AIM OF THE EXERCISE ▸ An exact reproduction of each record is required.

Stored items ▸
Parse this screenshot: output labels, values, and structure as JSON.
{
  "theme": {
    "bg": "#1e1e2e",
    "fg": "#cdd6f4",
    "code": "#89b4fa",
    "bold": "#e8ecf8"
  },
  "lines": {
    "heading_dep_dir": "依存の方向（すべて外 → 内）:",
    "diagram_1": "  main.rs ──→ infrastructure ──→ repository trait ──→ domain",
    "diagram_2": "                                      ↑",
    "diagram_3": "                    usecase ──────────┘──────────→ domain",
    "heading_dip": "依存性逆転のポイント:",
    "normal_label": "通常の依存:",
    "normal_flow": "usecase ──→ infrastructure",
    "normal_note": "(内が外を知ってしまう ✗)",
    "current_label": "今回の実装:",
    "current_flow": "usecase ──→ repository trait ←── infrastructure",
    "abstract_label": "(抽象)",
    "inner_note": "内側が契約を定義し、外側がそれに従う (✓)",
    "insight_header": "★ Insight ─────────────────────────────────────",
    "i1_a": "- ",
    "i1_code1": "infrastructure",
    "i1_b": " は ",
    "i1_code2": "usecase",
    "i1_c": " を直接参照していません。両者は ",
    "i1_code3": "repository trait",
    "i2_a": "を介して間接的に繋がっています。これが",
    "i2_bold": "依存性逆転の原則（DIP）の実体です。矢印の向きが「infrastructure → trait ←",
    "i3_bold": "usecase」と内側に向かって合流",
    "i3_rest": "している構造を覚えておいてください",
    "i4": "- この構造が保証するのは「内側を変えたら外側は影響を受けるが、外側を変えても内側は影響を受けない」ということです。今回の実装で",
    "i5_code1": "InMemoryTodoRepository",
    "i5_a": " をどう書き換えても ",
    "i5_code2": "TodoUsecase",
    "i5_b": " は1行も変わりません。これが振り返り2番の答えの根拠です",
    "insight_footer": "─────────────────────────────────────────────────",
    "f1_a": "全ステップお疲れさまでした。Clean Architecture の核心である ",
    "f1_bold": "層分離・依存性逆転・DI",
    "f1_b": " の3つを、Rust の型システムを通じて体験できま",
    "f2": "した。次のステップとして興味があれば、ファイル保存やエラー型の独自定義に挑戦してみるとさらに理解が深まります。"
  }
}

EXERCISE ANSWER ▸
Parse this screenshot: output labels, values, and structure as JSON.
{
  "theme": {
    "bg": "#1e1e2e",
    "fg": "#cdd6f4",
    "code": "#89b4fa",
    "bold": "#e8ecf8"
  },
  "lines": {
    "heading_dep_dir": "依存の方向（すべて外 → 内）:",
    "diagram_1": "  main.rs ──→ infrastructure ──→ repository trait ──→ domain",
    "diagram_2": "                                      ↑",
    "diagram_3": "                    usecase ──────────┘──────────→ domain",
    "heading_dip": "依存性逆転のポイント:",
    "normal_label": "通常の依存:",
    "normal_flow": "usecase ──→ infrastructure",
    "normal_note": "(内が外を知ってしまう ✗)",
    "current_label": "今回の実装:",
    "current_flow": "usecase ──→ repository trait ←── infrastructure",
    "abstract_label": "(抽象)",
    "inner_note": "内側が契約を定義し、外側がそれに従う (✓)",
    "insight_header": "★ Insight ─────────────────────────────────────",
    "i1_a": "- ",
    "i1_code1": "infrastructure",
    "i1_b": " は ",
    "i1_code2": "usecase",
    "i1_c": " を直接参照していません。両者は ",
    "i1_code3": "repository trait",
    "i2_a": "を介して間接的に繋がっています。これが",
    "i2_bold": "依存性逆転の原則（DIP）の実体です。矢印の向きが「infrastructure → trait ←",
    "i3_bold": "usecase」と内側に向かって合流",
    "i3_rest": "している構造を覚えておいてください",
    "i4": "- この構造が保証するのは「内側を変えたら外側は影響を受けるが、外側を変えても内側は影響を受けない」ということです。今回の実装で",
    "i5_code1": "InMemoryTodoRepository",
    "i5_a": " をどう書き換えても ",
    "i5_code2": "TodoUsecase",
    "i5_b": " は1行も変わりません。これが振り返り2番の答えの根拠です",
    "insight_footer": "─────────────────────────────────────────────────",
    "f1_a": "全ステップお疲れさまでした。Clean Architecture の核心である ",
    "f1_bold": "層分離・依存性逆転・DI",
    "f1_b": " の3つを、Rust の型システムを通じて体験できま",
    "f2": "した。次のステップとして興味があれば、ファイル保存やエラー型の独自定義に挑戦してみるとさらに理解が深まります。"
  }
}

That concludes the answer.